Kevin Slatter, managing director of G2 Data Dynamics, argues that brands that use data for customer insight and not simply to address operational concerns will prove the real winners in the long-term.
We live in an age where brands have access to a previously unimaginable amount of information about customers.
Emerging technologies and increasing numbers of media channels, if implemented to their full potential, can provide a wealth of data to help brands understand their audience and determine exactly what they want from the brand and how they should be communicated with.
In theory, today’s environment is a dream scenario for brands wanting to know their customers better.
So it’s frustrating that so many brands are not taking up the opportunity. It’s astonishing how little companies really know about their customers: what motivates their behaviour, who is about to lapse, who is the most valuable (past and future) and how do they prefer to be contacted, for what, when and how often?
Collating and acting on this knowledge can make a huge difference to the success of a brand and can also vastly improve the relationships they have with their consumers. As we all know in life, if there is a problem, it’s far better to discuss it and find a solution than to bury your head in the sand and pretend that it will go away. So why are so many brands finding the sand when it comes to understanding their customers?
The problem all lies in the approach: too many brand marketers still cling to the idea that sales should be seen from a purely operational point of view. Brands know how many customers are joining and leaving but these figures are regarded clinically and without analysis; simply statistics on a board report.
It’s time that brands, aided by their marketing agencies, look at the reasons behind these figures and start using all the technology and insight available to them to prevent the mistakes and build on the successes.
So how is this achieved? In this constantly connected environment, data is accumulated on individuals through multiple touch-points on and off-line. This information can then be continually updated in real time, building accurate and dynamic profiles of each consumer.
This data is a marketing gold mine, enabling marketers to track trends, patterns in spending, and preferred media channels. If you are able to see what consumers have responded to in the past and why, it’s easier to predict what they are likely to respond to in the future.

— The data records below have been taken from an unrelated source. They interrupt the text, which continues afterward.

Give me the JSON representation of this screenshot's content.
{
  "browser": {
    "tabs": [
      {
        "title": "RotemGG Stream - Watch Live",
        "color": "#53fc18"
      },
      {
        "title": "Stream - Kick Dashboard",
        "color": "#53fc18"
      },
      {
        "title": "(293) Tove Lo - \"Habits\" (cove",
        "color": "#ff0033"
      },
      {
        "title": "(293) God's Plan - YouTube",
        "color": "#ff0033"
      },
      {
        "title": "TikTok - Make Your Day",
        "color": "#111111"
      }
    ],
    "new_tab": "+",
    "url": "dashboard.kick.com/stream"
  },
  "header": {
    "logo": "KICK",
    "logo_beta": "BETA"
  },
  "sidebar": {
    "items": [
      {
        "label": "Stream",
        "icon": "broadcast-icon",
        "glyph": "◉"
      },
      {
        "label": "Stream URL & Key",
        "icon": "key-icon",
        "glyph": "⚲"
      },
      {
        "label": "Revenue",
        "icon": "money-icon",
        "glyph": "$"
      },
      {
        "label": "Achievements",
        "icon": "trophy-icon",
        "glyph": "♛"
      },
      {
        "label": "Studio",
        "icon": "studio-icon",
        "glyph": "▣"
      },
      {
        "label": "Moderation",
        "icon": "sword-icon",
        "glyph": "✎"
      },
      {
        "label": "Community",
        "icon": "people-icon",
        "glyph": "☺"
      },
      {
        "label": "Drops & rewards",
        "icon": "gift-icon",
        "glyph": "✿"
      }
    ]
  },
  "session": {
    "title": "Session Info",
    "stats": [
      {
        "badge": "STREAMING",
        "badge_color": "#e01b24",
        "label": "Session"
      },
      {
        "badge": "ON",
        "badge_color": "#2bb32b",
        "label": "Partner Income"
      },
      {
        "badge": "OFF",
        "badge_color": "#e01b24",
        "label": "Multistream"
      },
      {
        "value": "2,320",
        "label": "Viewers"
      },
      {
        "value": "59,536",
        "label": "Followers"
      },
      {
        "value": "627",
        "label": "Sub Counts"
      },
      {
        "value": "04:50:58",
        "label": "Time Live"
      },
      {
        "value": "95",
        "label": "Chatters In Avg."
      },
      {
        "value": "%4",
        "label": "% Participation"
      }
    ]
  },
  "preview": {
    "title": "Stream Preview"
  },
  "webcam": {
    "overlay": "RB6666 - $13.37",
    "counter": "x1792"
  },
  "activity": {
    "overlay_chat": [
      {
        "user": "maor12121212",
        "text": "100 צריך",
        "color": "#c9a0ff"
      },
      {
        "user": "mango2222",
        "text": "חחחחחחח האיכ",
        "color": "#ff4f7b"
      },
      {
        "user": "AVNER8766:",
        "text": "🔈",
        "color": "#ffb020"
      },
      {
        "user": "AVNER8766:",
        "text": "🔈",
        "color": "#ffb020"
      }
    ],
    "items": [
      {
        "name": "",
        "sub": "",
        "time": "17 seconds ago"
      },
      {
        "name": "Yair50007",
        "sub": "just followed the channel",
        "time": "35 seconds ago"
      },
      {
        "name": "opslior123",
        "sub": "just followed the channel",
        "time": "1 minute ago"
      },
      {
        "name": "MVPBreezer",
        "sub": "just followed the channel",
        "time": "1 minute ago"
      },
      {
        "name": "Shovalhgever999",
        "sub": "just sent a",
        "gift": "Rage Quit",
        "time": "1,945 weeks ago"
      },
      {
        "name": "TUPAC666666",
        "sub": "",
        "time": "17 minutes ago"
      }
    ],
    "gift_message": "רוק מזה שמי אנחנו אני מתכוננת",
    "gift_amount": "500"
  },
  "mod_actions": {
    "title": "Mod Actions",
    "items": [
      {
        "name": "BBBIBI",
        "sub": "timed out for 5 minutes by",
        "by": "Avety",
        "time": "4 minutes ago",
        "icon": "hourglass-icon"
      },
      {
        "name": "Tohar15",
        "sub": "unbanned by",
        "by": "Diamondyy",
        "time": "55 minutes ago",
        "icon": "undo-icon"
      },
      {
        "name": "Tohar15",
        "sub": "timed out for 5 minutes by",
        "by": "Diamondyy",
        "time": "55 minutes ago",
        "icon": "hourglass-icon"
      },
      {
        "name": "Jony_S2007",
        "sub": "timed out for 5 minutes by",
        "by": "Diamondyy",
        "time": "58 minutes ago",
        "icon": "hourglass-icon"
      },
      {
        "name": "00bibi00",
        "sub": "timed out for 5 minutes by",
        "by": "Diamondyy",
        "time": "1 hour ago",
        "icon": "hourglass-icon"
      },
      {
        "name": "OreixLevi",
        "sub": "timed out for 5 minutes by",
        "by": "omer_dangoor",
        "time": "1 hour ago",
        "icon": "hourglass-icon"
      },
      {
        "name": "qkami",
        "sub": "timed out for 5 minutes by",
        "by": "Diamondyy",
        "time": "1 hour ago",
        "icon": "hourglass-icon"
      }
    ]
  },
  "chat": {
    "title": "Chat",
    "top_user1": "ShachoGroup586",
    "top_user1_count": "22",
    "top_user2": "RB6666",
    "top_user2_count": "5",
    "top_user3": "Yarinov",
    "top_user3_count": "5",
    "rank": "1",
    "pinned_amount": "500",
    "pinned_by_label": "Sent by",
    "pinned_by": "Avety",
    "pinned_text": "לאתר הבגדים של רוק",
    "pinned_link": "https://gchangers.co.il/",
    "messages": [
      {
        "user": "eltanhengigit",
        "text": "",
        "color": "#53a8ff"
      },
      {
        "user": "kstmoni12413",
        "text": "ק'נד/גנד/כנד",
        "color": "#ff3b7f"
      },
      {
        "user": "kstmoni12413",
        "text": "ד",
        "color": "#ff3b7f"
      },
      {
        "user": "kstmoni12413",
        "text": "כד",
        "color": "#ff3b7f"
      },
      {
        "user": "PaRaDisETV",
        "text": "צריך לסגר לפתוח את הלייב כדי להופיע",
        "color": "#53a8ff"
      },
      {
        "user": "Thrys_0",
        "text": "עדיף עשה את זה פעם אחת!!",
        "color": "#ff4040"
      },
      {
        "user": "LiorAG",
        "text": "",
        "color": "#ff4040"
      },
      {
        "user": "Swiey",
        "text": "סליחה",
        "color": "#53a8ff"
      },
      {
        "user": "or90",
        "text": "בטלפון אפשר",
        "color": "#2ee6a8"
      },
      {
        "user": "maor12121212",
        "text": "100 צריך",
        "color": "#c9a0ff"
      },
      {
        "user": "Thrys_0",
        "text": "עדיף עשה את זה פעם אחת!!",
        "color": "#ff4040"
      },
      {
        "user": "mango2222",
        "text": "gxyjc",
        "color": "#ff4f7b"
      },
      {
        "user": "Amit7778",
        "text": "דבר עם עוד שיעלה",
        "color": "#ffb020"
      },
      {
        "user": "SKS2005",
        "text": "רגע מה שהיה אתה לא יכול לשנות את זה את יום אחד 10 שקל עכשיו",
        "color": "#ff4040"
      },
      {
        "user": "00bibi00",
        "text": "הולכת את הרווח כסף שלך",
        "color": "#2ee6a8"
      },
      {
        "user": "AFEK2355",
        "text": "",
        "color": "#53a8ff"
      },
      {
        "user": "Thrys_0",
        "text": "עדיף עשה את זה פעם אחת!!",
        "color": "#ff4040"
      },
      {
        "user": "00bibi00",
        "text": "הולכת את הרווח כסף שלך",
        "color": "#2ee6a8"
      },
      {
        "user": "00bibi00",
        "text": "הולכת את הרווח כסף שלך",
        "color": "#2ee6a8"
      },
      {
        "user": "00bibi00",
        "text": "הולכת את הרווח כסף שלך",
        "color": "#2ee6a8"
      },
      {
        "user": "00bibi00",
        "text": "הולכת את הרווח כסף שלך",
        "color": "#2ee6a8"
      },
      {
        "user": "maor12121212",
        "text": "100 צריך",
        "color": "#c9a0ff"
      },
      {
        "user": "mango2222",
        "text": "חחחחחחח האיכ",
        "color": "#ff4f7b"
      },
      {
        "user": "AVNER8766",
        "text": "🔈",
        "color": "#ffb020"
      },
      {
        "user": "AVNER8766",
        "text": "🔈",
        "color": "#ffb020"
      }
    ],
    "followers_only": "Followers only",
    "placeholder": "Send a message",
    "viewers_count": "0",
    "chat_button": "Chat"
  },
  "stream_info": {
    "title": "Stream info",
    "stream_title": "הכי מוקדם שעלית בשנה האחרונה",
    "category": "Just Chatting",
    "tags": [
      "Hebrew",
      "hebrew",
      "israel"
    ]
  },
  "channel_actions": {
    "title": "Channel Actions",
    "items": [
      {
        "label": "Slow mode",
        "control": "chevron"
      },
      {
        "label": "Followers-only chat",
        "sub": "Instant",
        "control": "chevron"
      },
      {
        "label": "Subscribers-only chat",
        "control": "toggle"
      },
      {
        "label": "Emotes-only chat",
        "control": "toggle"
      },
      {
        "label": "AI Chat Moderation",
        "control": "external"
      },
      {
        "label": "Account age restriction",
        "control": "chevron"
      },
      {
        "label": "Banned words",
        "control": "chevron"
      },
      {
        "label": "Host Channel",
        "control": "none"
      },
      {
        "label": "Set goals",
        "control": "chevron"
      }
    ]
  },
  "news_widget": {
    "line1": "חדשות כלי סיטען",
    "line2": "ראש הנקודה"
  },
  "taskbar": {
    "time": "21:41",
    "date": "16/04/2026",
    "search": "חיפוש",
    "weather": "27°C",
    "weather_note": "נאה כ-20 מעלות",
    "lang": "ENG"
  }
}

Simply by assessing media channel preference amongst various demographics would be enough of a lead to ensure the right consumers are being reached with relevant communication and information.
Once brands start utilising this data and making a part of their marketing processes, it will become clear where their focus needs to lie. Using this insight, unhappy customers can be listened to and placated, happy ones can be thanked and rewarded, and brands can make sure they are using the correct communication channels and techniques to talk to those interested in their products and services.
Brands that realise that power and opportunity lies with the customer experience and not the operations team are those who will gain the trust of both their consumers and their board.